“Teachers in traditional district schools are three times as likely to be chronically absent from the classroom as those in charter schools, meaning they are gone for more than 10 days in a typical 180-day school year, a new research paper has found. In all, 28.3 percent of teachers in traditional schools, compared with 10.3 percent in charters, miss that much time, according to the Thomas B. Fordham Institute, a right-leaning education-focused think tank, in a study on teacher absenteeism nationwide released Wednesday.

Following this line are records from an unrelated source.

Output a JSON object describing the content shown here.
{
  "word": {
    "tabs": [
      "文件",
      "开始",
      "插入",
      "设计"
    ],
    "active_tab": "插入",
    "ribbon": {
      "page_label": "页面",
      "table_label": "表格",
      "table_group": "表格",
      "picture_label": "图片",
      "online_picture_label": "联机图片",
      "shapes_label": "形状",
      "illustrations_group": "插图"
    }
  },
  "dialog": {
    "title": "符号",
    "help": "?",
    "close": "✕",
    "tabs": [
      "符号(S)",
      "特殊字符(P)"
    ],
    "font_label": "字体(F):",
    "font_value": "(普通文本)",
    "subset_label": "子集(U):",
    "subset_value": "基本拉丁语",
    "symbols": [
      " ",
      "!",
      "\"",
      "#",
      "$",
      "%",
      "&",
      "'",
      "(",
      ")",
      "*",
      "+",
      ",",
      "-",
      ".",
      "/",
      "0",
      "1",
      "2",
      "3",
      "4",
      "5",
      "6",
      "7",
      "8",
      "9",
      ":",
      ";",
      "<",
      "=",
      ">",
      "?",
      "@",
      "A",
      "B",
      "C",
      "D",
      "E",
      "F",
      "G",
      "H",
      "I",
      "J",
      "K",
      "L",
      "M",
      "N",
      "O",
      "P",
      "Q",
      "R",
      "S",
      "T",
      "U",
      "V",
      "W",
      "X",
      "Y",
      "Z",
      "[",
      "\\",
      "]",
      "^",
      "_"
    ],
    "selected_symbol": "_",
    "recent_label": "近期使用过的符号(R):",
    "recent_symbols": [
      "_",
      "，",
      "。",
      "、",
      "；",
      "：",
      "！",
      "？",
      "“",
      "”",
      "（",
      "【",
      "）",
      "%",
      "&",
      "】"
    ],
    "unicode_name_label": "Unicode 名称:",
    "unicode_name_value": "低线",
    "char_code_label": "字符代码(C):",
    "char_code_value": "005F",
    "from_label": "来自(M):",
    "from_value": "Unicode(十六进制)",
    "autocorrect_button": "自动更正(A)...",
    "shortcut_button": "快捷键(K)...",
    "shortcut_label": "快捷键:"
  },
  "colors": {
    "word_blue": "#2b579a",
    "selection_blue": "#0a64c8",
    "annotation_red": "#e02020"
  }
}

The totals include both sick and personal days.”(more)

Chronic Absenteeism: An Old Problem in Search of New Answers

Education Next – Brian A. Jacob and Kelly Lovett

“A recent report by the U.S. Department of Education (USED) identifies “chronic absenteeism” as a hidden educational crisis. [1] In 2013-14, roughly 14 percent of students nationwide were chronically absent—defined as missing 10 percent or more of school days, excused or unexcused, which in most states would correspond to about 18 days of school missed each year. [2] In some cities, that rate is considerably higher, with Detroit topping the list at 57.3 percent of students chronically absent. [3] Absenteeism is not a new concern, however. Educators and local officials were focused on this issue as early as the late 19th century—a quarter of the juveniles jailed at the Chicago House of Correction in 1898 were there for truancy. [4] From Tom Sawyer to Ferris Bueller, truancy has been a staple of popular culture in the U.S.”(more)

How Did Chronic Absenteeism Become a Thing?

Education Next – Phyllis W. Jordan

“If you look at the accountability systems states are developing to meet federal requirements, you’ll see a growing number are using chronic absenteeism as a metric. Education Week calls it “super popular.” It makes sense. The Every Student Succeeds Act (ESSA) requires states to have a non-academic measure, and absenteeism is an easy one to use. Every school collects attendance data, and teachers have been taking the roll since the one-room schoolhouse. Beyond that, chronic absenteeism—a measure of both excused and unexcused absences—can be a window into what’s wrong and what’s right with a school. It can reflect an engaged student body and a positive school climate. Or it can signal serious health and safety concerns in a community.”(more)

Hard to Game, Easy to Use: Chronic Absenteeism Gains Ground as New ESSA Measure of Student Success

The 74 Million – Matt Barnum

“Everyone, for once, seemed to agree. D.C. politicians, state superintendents, teachers — all said that No Child Left Behind placed too much emphasis on big, bad standardized tests. State assessments, critics complained, could be be gamed: taught to or cheated on. The tests weren’t complete measures of student learning, many complained, and they incentivized schools to focus narrowly on reading and math, at the expense of other subjects. Proficiency measures of performance might cause teachers to pay less attention to students far above or way below that bar. Now critics, at least to some extent, have gotten their wish. A new accountability system under the Every Student Succeeds Act, the federal K-12 education law that replaced No Child Left Behind, allows states to use measures other than test scores to judge schools, though academic measures, including test scores, still need to carry more weight.”(more)